After years of direct trade sourcing, we’ve developed some incredible relationships and been offered a unique insight into the lives of many of our partners at origin. Working with these communities, we’ve embarked on a number of initiatives to lend a helping hand beyond the bean.See Projects
I’ve been asked to write something that I’ve historically been very uncomfortable talking about it. I’ve been asked to write about why Five Senses exists and what motivated me to ditch my role as a school principal twenty years ago and start a little coffee roastery.
There were multiple reasons, but there was one reason that loomed larger than others, that provided the energy and courage to take the risk to start something from scratch.
Those that know me will know that I’m not much of a philosopher; I revel in shallow talk and I don’t like to watch or listen to anything that makes me sad, angry, or scared.
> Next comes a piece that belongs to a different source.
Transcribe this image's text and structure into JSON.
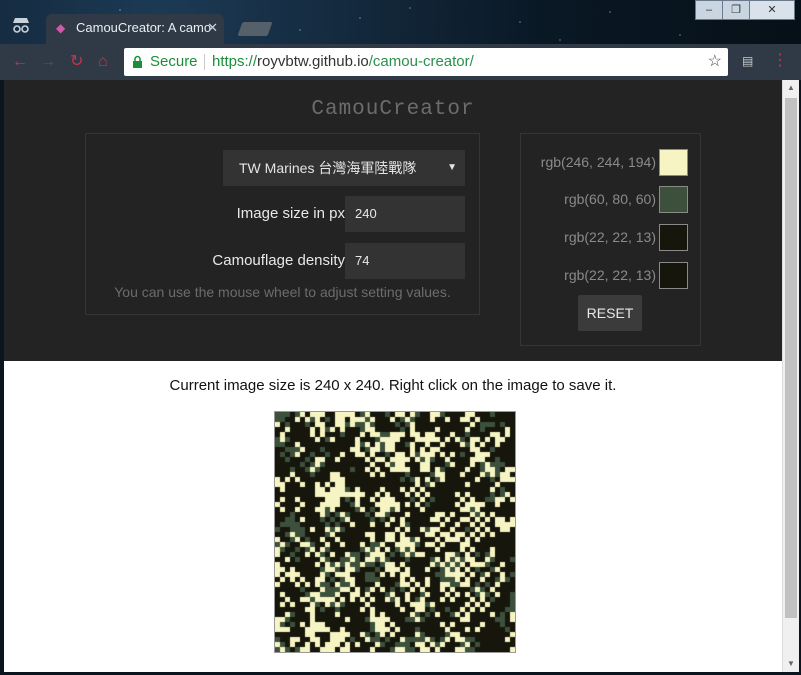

It doesn’t take too much for me to feel weighed down by all the unnecessary pain, suffering and injustice experienced by so many people both locally and around the world. Growing up in rural Zambia, and then living in rural Papua New Guinea, gave me a perspective I wouldn’t have otherwise had if I’d grown up in suburban Australia. It exposed me firsthand to people living in real hardship – where hardship for families could be measured in kilometres (or days) that needed to be walked to get to rural health clinic, numbers of children unable to attend school because of poverty, the number or type of meals able to be afforded in the week by families, or numbers of family members who perished from sicknesses not seen in ‘developed’ countries for decades. When you get down to it, this world is not a very fair place and it starts to look a whole lot less fair the more you experience both sides of the ledger.
I lived through these experiences as a young boy, as a teenager, and then again later as an adult and it’s impossible to ‘un-see’ or, in my case, ‘un-feel’ the disparity of wealth and privilege that existed and stills exists between myself and those who I grew up amongst in Africa and PNG. Consciously, or unconsciously this lack of fairness became one of the tints that coloured the way I started to see everything in life.
I knew that, as a wage-earning educator, I would have a finite earning capacity, and knew this would limit how much of a real and lasting difference I could make in the lives of people living in relative poverty. I knew that starting a business had the potential for far greater wealth creation, and thereby a far greater capacity to positively impact people’s lives.
So, we decided to start Five Senses Coffee – for the purpose of impacting people positively. Sometimes we do this very well… and sometimes our efforts fall far short of the impact we were trying to have. We’re learning what works and what doesn’t, but our intention hasn’t changed.
Speaking this out doesn’t come naturally to me as it’s a very personal journey, and I’ve always thought using the “We do good!” narrative to be a crass way of buying market approval. I have a pretty sensitive radar when it comes to companies claiming to do good as part of their marketing and branding, and have applied this to my own company by the same measure.
As years have progressed, my personal mission has become more transparent to those working within our company. Staff at Five Senses want to know they are part of a company that is purposely trying to impact people positively — and that they play an active part in our mission. I know this also applies to many individuals and cafes that buy our coffee. Buying motives have definitely evolved and consumers are wanting to know that they are buying a product from a company whose values align with their own.
As a company that operates in an industry where the raw product comes from amongst the world’s poorest nations, we have unique opportunities to work with communities that need the most help. I count this and the fact that we can do something to help as such a privilege.